One HEAT Minute: Episode #126 - NILES SCHWARTZ (AUTHOR OF "OFF THE MAP: FREEDOM CONTROL AND THE FUTURE IN MICHAEL MANN'S PUBLIC ENEMIES" & CONTRIBUTOR TO SLANT MAGAZINE )
ONE HEAT MINUTE is the podcast examining Michael Mann's 1995 "sea of unquantifiable connections" HEAT, minute by minute. It's the 126th minute (2:05:00 -2:06:00) - host Blake Howard joins Mann aficionado and author of the phenomenal analysis "Off the Map: Freedom, Control, and the Future in Michael Mann’s Public Enemies," Mr Niles Schwartz. Blake talks with Niles about what it's like to have a bank robber in the family and so much more. This shit sells itself.
Buy NIles' excellent novel here.

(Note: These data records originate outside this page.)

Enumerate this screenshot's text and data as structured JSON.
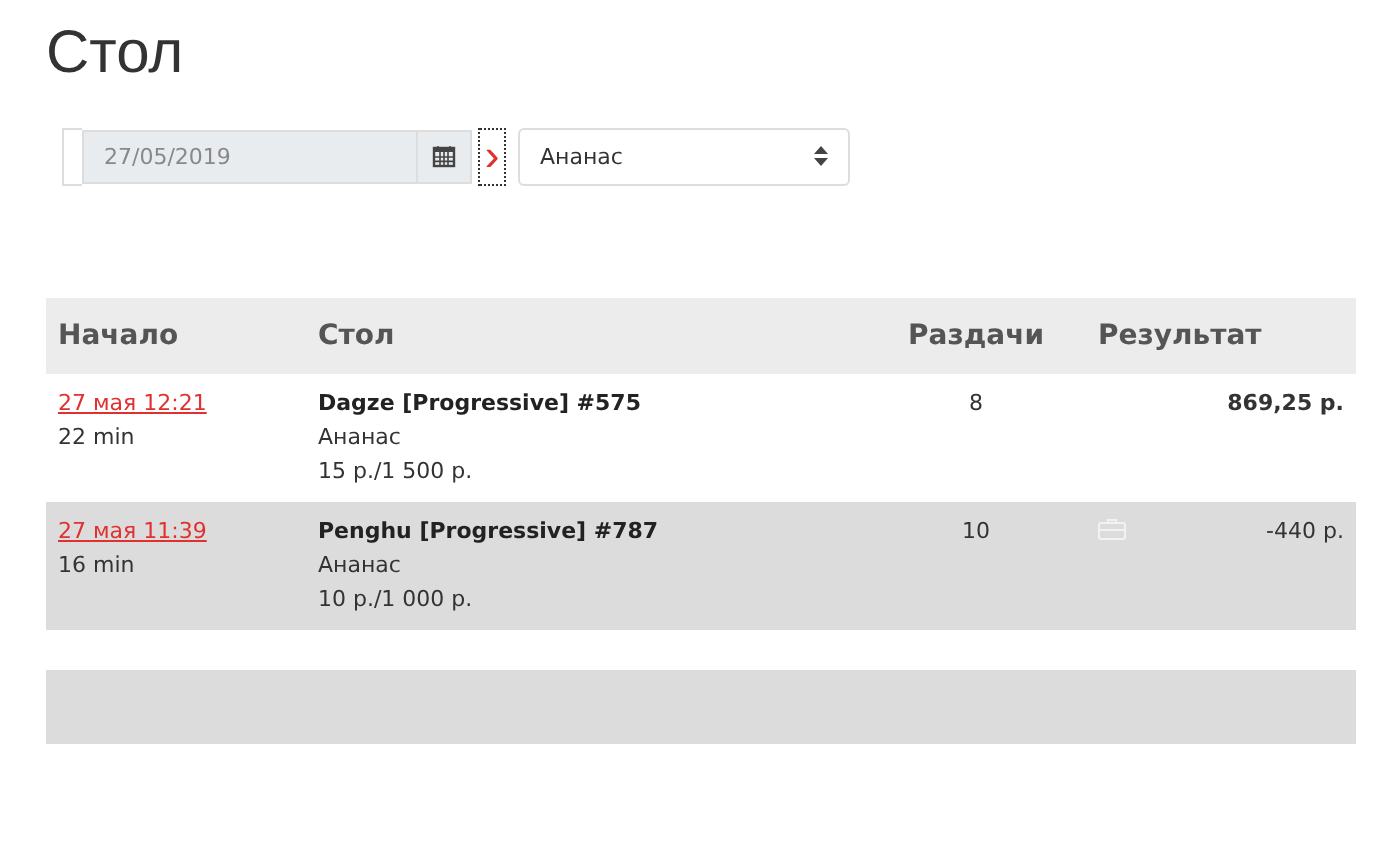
{
  "title": "Стол",
  "filter": {
    "date": "27/05/2019",
    "next_arrow": "›",
    "select": "Ананас"
  },
  "table": {
    "columns": [
      "Начало",
      "Стол",
      "Раздачи",
      "Результат"
    ],
    "rows": [
      {
        "start": "27 мая 12:21",
        "duration": "22 min",
        "name": "Dagze [Progressive] #575",
        "room": "Ананас",
        "stakes": "15 р./1 500 р.",
        "hands": "8",
        "result": "869,25 р.",
        "shaded": false,
        "bold_result": true,
        "icon": false
      },
      {
        "start": "27 мая 11:39",
        "duration": "16 min",
        "name": "Penghu [Progressive] #787",
        "room": "Ананас",
        "stakes": "10 р./1 000 р.",
        "hands": "10",
        "result": "-440 р.",
        "shaded": true,
        "bold_result": false,
        "icon": true
      }
    ]
  }
}
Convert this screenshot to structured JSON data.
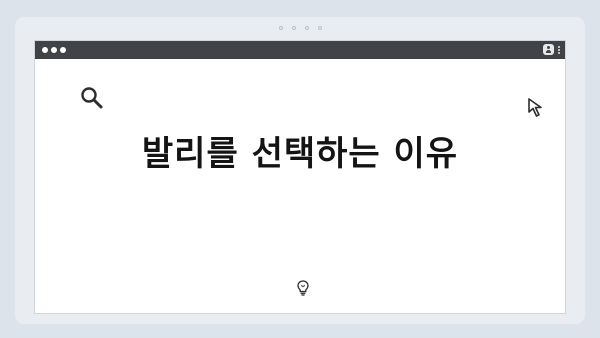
{
  "hero": {
    "title": "발리를 선택하는 이유"
  },
  "icons": {
    "search": "search-icon",
    "cursor": "cursor-icon",
    "lightbulb": "lightbulb-icon",
    "user": "user-icon",
    "menu": "kebab-menu-icon"
  },
  "colors": {
    "titlebar": "#414347",
    "background": "#dde3ea",
    "window": "#ffffff",
    "text": "#141414"
  }
}
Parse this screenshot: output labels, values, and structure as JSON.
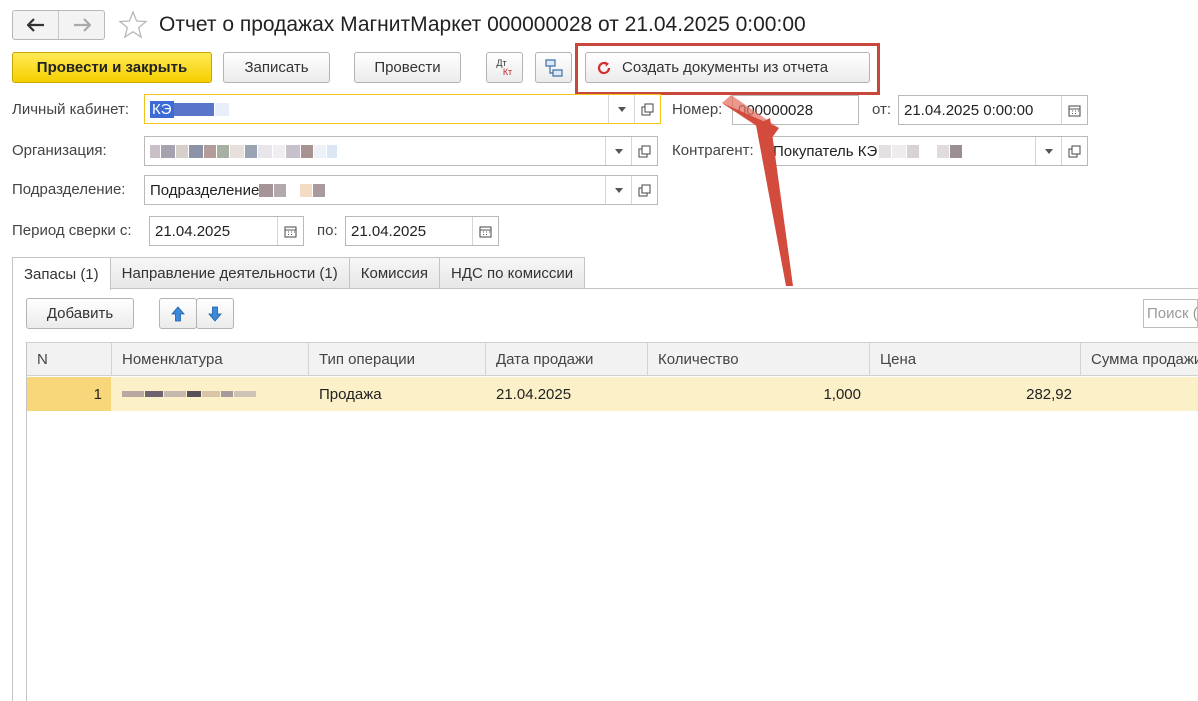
{
  "header": {
    "back_icon": "arrow-left-icon",
    "forward_icon": "arrow-right-icon",
    "favorite_icon": "star-icon",
    "title": "Отчет о продажах МагнитМаркет 000000028 от 21.04.2025 0:00:00"
  },
  "toolbar": {
    "post_close_label": "Провести и закрыть",
    "save_label": "Записать",
    "post_label": "Провести",
    "dtkt_icon": "dt-kt-icon",
    "dtkt_top": "Дт",
    "dtkt_bottom": "Кт",
    "structure_icon": "document-structure-icon",
    "create_docs_label": "Создать документы из отчета",
    "create_docs_icon": "refresh-icon"
  },
  "form": {
    "account_label": "Личный кабинет:",
    "account_value": "КЭ",
    "number_label": "Номер:",
    "number_value": "000000028",
    "date_label": "от:",
    "date_value": "21.04.2025  0:00:00",
    "org_label": "Организация:",
    "counterparty_label": "Контрагент:",
    "counterparty_value": "Покупатель КЭ",
    "division_label": "Подразделение:",
    "division_value": "Подразделение",
    "period_from_label": "Период сверки с:",
    "period_from_value": "21.04.2025",
    "period_to_label": "по:",
    "period_to_value": "21.04.2025"
  },
  "tabs": [
    {
      "label": "Запасы (1)",
      "active": true
    },
    {
      "label": "Направление деятельности (1)",
      "active": false
    },
    {
      "label": "Комиссия",
      "active": false
    },
    {
      "label": "НДС по комиссии",
      "active": false
    }
  ],
  "table_toolbar": {
    "add_label": "Добавить",
    "up_icon": "arrow-up-icon",
    "down_icon": "arrow-down-icon",
    "search_placeholder": "Поиск (Ctrl+F)"
  },
  "table": {
    "columns": [
      "N",
      "Номенклатура",
      "Тип операции",
      "Дата продажи",
      "Количество",
      "Цена",
      "Сумма продажи"
    ],
    "rows": [
      {
        "n": "1",
        "nomenclature": "",
        "operation": "Продажа",
        "date": "21.04.2025",
        "quantity": "1,000",
        "price": "282,92",
        "sum": ""
      }
    ]
  },
  "colors": {
    "primary_button": "#f5cf00",
    "highlight_box": "#c8473b",
    "annotation_arrow": "#d24b3c",
    "selected_row": "#fbf0c7"
  }
}
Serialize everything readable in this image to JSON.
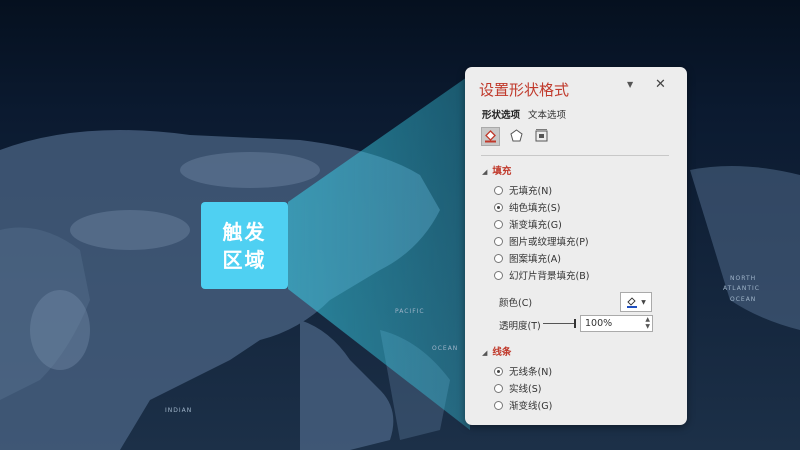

Synopsis: A motion picture chronicling the last adventures of bank robber John Dillinger (Johnny Depp), Public Enemies was met with much bafflement upon its 2009 release. Director Michael Mann’s terse storytelling and unorthodox use of high-definition digital cameras challenged viewers’ familiarity with Hollywood’s historical gangland elegance while highlighting Public Enemies’ own place in a medium—and culture—undergoing sweeping technological change. In Off the Map, Niles Schwartz immerses us in Mann’s representation of Dillinger, a subject increasingly aware of his own role as a romanticized frontier folk hero, in flight from an enveloping bureaucratic system. The cultural issues of Dillinger’s 1930s anticipate the 21st century watershed moment for the moving image, as our relationship with the pictures surrounding us increasingly affects our own sense of identity, historical truth, and means of relating to each other. Mann’s follow-up, the hacker thriller Blackhat (2015), reflects a world where Public Enemies’ abstract surveillance state has since colonized the firmament of our everyday lives. Yet in this virtual labyrinth of surplus images, cinema may inwardly illuminate a transformative path for us. Off the Map places Mann’s late works in deep focus, exploring our present relationship to cinema on a backdrop that swings from the blockbuster spectacle of Avatar to the curious intimacy of Moonrise Kingdom, ultimately suggesting the mysterious space between the viewer and the screen may yet become a sanctuary of deep spiritual reflection.